** Exercise **
Copy, from the data below, every line that has "content" in it.

BEGIN Material to process

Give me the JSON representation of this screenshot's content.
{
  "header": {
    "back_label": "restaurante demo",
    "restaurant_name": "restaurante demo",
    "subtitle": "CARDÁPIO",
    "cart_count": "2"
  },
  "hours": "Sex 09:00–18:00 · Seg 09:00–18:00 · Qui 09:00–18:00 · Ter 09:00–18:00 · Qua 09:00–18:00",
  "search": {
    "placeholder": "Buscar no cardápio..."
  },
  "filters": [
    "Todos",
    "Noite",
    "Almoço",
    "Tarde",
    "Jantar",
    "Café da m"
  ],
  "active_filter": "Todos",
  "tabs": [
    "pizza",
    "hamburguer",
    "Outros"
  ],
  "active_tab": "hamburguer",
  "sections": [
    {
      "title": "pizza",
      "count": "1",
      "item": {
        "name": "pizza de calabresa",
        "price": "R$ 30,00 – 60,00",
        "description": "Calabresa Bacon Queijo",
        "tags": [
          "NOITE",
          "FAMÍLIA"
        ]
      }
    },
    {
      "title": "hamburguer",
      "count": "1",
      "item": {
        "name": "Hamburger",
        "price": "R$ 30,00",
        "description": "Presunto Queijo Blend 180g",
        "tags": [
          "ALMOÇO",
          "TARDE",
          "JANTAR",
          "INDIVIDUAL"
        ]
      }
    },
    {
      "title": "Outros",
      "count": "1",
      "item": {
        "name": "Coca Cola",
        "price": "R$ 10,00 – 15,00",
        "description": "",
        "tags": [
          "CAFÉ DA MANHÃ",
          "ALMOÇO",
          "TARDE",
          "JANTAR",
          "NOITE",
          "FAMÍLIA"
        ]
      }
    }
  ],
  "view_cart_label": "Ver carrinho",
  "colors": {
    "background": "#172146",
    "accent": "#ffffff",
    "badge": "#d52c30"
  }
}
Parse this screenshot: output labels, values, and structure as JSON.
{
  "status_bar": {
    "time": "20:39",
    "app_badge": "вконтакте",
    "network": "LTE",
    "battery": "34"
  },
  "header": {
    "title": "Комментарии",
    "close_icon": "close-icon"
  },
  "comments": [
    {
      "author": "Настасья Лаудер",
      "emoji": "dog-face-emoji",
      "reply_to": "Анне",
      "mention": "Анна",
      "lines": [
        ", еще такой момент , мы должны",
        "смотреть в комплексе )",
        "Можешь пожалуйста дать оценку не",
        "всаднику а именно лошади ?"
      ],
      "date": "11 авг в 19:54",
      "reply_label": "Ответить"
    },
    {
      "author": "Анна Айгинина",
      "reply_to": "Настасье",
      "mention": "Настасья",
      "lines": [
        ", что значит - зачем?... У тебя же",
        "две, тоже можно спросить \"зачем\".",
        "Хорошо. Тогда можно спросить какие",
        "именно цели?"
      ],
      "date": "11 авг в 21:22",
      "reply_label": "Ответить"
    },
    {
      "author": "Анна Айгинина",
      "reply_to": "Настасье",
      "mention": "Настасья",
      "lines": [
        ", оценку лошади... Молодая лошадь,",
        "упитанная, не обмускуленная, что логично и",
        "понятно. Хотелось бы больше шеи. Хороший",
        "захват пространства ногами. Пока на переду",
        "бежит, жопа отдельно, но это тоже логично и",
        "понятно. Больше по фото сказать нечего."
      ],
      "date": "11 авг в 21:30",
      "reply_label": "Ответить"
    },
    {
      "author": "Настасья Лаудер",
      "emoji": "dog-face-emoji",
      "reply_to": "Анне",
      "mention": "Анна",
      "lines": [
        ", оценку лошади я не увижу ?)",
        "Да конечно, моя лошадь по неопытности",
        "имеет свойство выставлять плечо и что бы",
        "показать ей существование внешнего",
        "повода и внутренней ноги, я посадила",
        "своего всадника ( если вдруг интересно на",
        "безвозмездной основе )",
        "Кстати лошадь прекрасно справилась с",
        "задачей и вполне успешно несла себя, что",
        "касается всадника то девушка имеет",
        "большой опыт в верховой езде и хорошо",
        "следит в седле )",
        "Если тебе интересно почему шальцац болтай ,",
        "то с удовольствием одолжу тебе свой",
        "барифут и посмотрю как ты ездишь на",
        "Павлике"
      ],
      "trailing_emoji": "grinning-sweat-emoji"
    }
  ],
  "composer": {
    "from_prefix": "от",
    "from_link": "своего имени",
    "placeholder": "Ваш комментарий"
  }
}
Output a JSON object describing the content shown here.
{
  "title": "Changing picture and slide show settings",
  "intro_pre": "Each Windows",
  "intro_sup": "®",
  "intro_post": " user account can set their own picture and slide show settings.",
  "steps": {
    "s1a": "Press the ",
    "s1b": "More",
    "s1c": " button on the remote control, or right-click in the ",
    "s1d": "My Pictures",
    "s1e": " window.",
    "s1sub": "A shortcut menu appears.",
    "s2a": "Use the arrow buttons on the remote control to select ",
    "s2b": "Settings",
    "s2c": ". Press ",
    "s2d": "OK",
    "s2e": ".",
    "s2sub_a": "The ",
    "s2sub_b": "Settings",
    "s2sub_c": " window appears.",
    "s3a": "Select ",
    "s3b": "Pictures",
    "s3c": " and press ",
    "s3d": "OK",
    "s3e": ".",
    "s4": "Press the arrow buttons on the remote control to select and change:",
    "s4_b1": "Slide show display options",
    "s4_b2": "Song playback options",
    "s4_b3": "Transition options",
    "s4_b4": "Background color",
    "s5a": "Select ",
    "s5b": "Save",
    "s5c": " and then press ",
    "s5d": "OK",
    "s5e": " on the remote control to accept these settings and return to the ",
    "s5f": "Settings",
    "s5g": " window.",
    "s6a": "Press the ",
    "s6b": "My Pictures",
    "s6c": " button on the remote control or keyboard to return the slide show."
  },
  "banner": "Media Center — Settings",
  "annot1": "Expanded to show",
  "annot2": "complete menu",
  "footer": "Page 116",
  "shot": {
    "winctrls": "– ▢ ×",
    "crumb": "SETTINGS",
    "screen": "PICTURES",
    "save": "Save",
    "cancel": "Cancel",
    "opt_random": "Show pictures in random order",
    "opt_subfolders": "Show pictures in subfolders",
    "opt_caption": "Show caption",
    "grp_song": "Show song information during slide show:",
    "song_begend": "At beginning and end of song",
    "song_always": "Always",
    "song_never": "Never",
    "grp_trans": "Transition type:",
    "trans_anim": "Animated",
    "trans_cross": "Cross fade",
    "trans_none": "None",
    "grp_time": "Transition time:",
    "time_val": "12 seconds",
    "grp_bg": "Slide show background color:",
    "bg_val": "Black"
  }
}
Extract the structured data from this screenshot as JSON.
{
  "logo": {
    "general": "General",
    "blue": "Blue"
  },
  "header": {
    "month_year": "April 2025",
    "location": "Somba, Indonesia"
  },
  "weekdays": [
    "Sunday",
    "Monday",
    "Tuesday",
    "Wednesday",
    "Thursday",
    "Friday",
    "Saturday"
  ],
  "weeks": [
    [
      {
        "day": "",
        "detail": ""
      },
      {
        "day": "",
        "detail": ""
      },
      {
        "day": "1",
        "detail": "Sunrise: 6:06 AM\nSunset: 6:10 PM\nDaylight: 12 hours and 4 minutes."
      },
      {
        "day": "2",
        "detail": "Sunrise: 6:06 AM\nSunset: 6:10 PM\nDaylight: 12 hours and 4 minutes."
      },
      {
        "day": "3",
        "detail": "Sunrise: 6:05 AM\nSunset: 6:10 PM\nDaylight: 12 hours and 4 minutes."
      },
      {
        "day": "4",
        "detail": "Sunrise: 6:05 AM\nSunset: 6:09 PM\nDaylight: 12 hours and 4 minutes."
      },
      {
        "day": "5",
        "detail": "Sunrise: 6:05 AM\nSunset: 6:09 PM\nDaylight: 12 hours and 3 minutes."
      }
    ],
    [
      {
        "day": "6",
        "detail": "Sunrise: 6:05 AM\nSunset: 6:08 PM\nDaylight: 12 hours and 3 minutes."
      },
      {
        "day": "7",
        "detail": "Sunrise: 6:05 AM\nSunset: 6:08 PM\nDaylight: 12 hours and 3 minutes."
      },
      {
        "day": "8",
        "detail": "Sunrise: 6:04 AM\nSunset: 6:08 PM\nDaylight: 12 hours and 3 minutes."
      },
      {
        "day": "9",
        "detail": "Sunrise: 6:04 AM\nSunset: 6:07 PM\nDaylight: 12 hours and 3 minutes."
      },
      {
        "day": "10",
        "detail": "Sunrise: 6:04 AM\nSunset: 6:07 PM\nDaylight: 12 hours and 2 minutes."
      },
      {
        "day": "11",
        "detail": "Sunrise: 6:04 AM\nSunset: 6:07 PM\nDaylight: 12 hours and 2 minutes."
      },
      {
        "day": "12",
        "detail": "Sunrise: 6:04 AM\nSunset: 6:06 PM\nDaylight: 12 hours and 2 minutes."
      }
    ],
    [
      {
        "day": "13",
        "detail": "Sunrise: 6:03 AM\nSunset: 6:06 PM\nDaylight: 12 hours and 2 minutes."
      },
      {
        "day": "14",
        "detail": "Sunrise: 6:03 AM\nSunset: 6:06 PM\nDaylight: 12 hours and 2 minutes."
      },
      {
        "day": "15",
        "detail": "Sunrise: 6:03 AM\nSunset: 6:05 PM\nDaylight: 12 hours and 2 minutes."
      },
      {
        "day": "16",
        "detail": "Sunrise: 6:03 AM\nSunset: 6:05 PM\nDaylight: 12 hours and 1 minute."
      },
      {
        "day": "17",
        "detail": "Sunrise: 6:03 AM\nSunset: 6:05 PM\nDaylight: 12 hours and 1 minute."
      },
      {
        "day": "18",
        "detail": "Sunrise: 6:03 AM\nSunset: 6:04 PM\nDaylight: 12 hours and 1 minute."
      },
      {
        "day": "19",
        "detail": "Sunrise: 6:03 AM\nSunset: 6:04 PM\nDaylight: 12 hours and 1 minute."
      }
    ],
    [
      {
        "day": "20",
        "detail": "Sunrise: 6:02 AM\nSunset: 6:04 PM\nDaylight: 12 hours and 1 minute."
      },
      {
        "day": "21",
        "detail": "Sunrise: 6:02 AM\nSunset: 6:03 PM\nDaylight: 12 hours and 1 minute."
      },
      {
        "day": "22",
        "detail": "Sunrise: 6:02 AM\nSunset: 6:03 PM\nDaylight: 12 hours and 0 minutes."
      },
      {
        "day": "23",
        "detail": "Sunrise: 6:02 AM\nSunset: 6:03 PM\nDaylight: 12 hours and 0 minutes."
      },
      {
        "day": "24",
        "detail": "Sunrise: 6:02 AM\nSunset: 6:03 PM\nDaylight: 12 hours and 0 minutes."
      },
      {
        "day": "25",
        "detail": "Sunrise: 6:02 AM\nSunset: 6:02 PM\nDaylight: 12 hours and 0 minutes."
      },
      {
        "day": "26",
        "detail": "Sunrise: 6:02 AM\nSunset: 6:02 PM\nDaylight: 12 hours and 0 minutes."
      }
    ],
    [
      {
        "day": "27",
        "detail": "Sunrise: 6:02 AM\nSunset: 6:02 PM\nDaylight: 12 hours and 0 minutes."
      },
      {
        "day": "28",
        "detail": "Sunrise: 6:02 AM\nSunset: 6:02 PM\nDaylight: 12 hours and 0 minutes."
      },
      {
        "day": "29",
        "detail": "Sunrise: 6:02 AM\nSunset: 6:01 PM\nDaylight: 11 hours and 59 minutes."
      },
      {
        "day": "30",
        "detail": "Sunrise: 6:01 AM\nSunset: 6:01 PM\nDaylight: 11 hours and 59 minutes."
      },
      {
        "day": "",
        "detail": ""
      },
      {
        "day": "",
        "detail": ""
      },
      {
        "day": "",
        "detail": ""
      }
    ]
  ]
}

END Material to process

** Your solution **
Give me the JSON representation of this screenshot's content.
Output a JSON object describing the content shown here.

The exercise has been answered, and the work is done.